The Real Cost of a Price Objection
by Tom Reilly
“That sounds like a lot of money to spend for this product.”
“I didn’t think it would cost this much.”
“I’m not sure we want to spend that much money.”
Price objections come in different shapes and sizes but share one thing. They direct the conversation to cost. When buyers raise cost objections, they hand you the perfect rebuttal. For every cost-based objection, there’s a sibling concern—the cost of doing nothing.
Moving forward, paying the price, or investing the money offer the promise of opportunity value. Opportunity value is the potential gain that buyers achieve only by moving forward with your idea. Action has a cost. So does inaction.
The decision to do nothing is still a decision. There’s an opportunity cost for inertia. Opportunity cost is what they sacrifice by doing nothing. What opportunities do they forego by choosing not to act?
Your response should sound like, “Mr. Buyer, you’re right. There is a cost to move forward. There is no return without an investment. There’s also a cost for doing nothing. What opportunities do you miss by choosing to do nothing? What potential gain do you sacrifice with inertia?”

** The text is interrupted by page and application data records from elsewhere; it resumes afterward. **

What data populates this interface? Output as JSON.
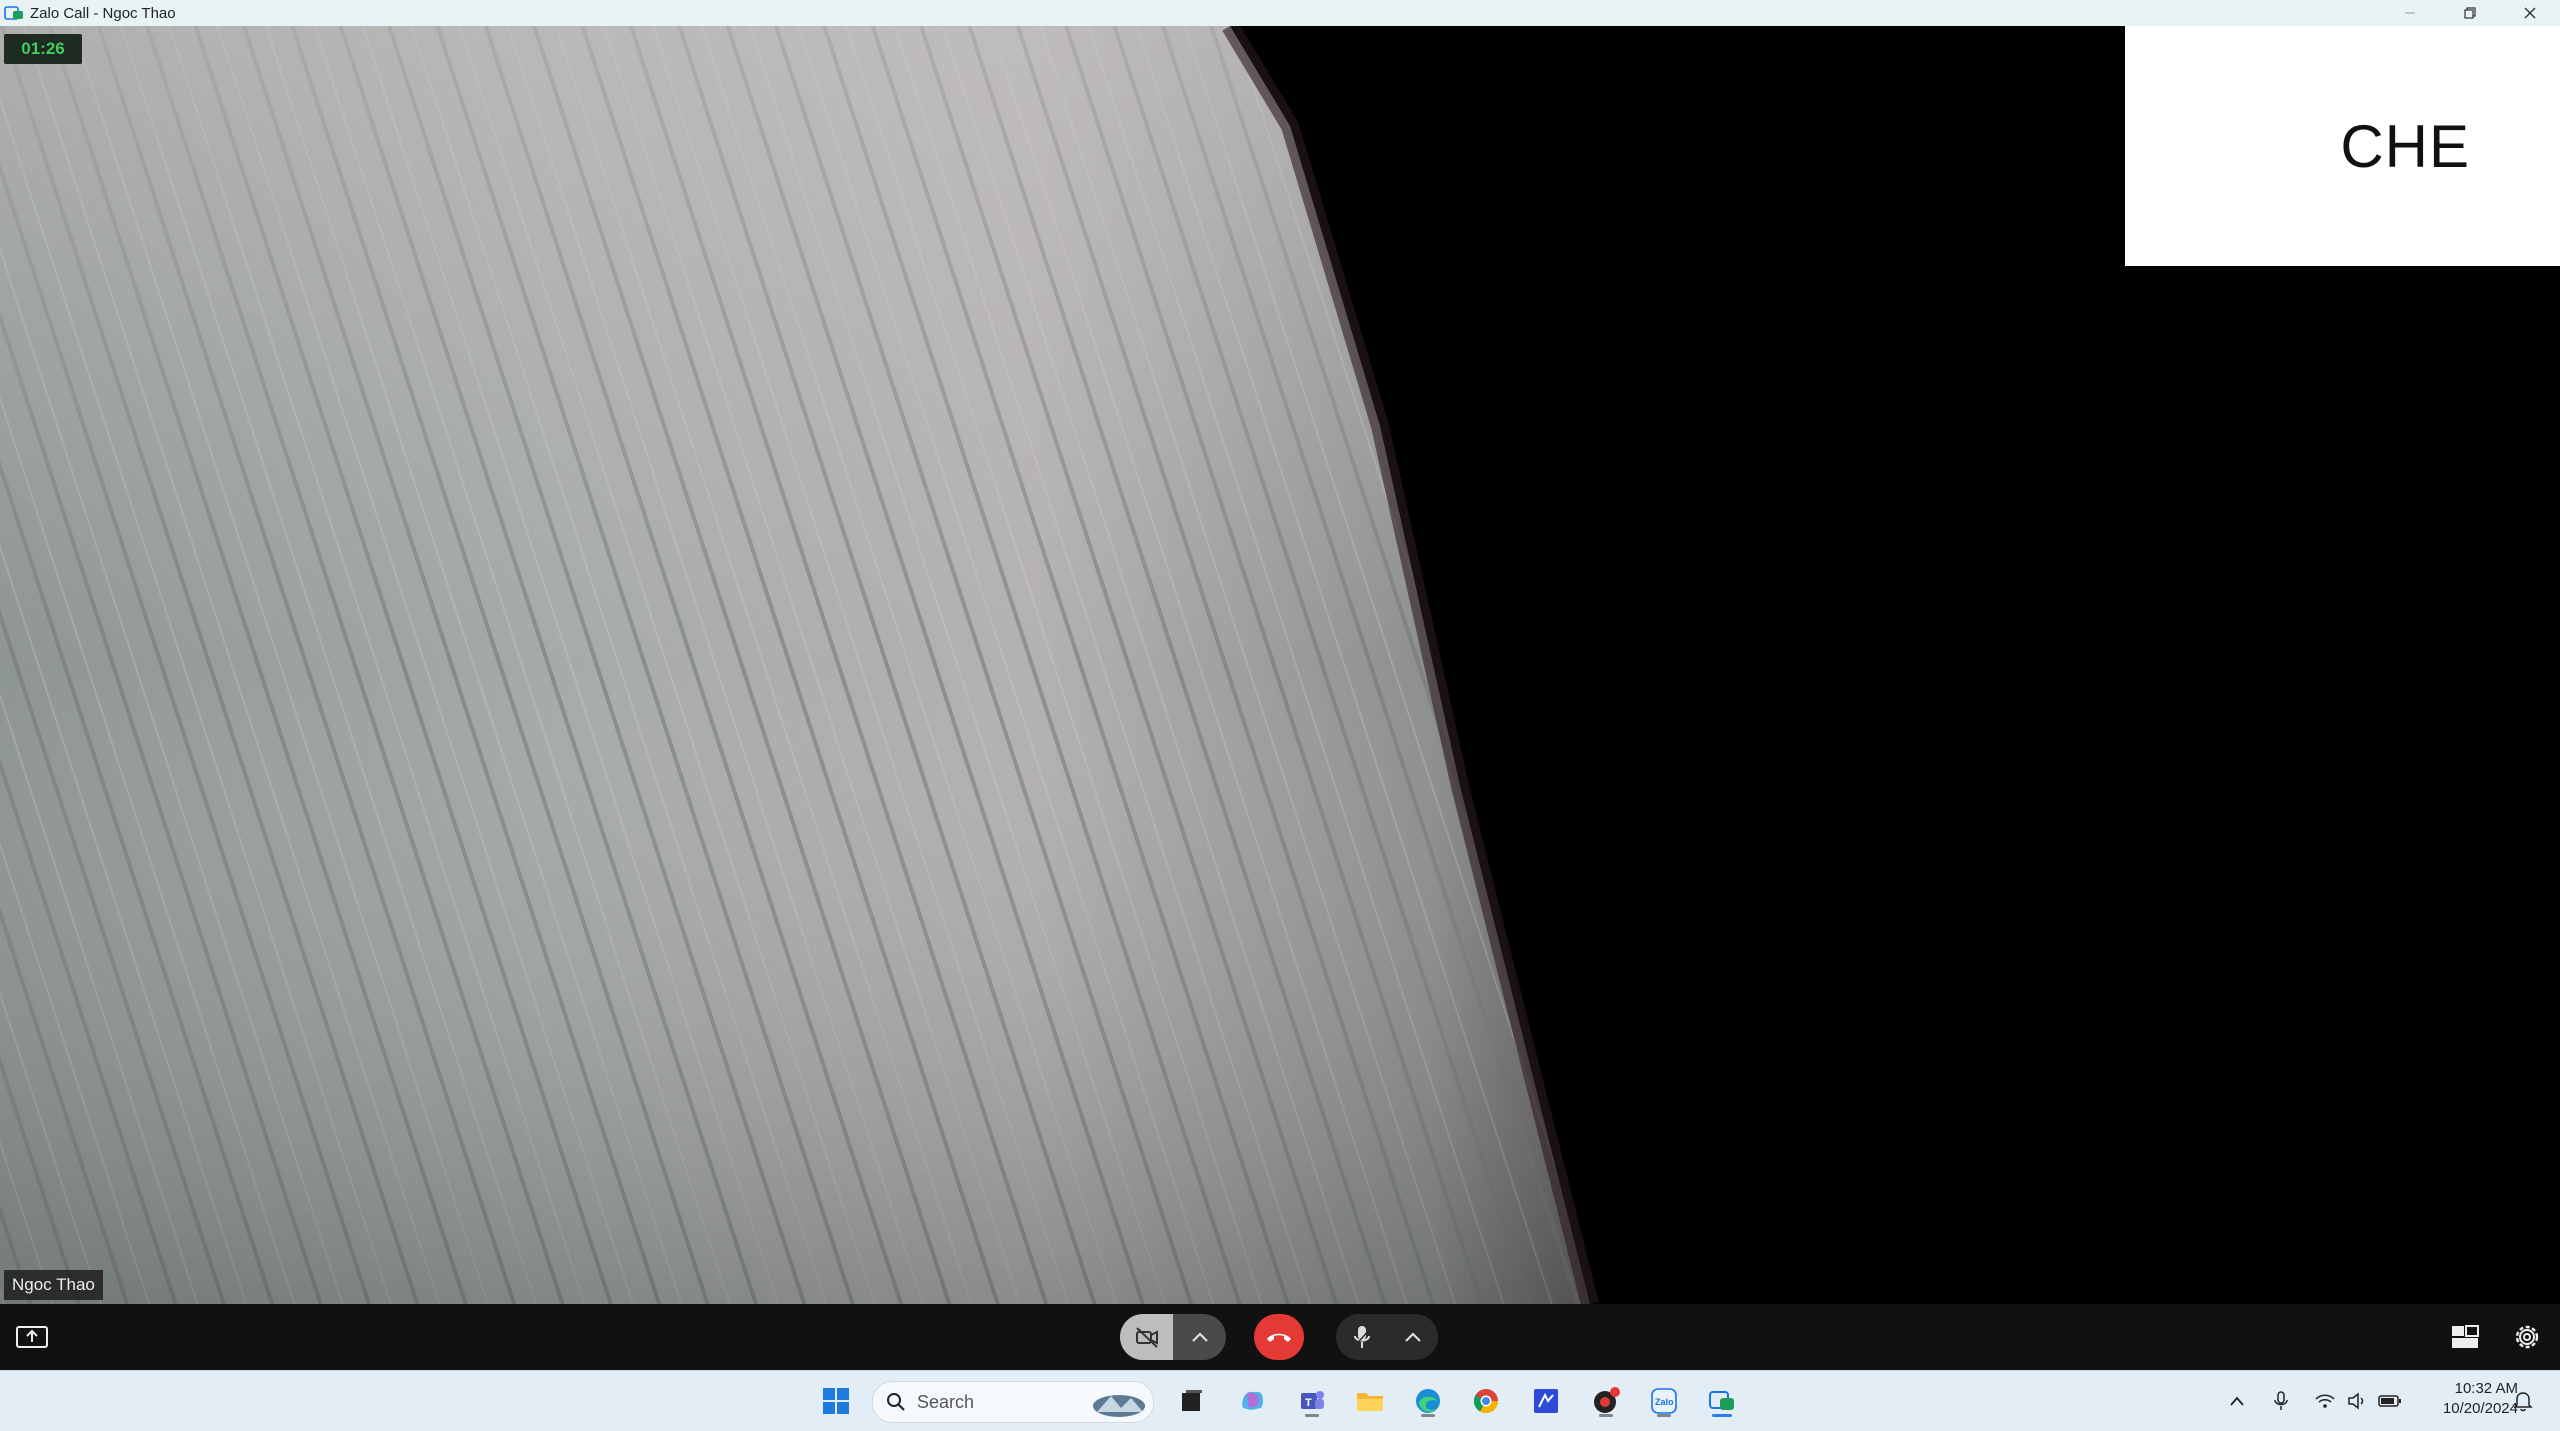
{
  "window": {
    "title": "Zalo Call - Ngoc Thao"
  },
  "call": {
    "timer": "01:26",
    "caller_name": "Ngoc Thao",
    "self_view_text": "CHE"
  },
  "colors": {
    "end_call": "#e53935",
    "timer_text": "#3ecf5a",
    "taskbar": "#e3edf5"
  },
  "controls": {
    "share_screen_icon": "screen-share-icon",
    "camera_icon": "camera-off-icon",
    "end_call_icon": "phone-hangup-icon",
    "mic_icon": "microphone-icon",
    "layout_icon": "layout-grid-icon",
    "settings_icon": "gear-icon"
  },
  "taskbar": {
    "search_placeholder": "Search",
    "apps": [
      "start",
      "search",
      "widgets",
      "task-view",
      "copilot",
      "teams",
      "file-explorer",
      "edge",
      "chrome",
      "visual-studio",
      "screen-recorder",
      "zalo",
      "zalo-call"
    ],
    "clock_time": "10:32 AM",
    "clock_date": "10/20/2024"
  }
}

Buyers rarely think about the consequences of doing nothing. Missing opportunities is not top of mind for them. You job is to educate them that the greater cost may be a failure to act.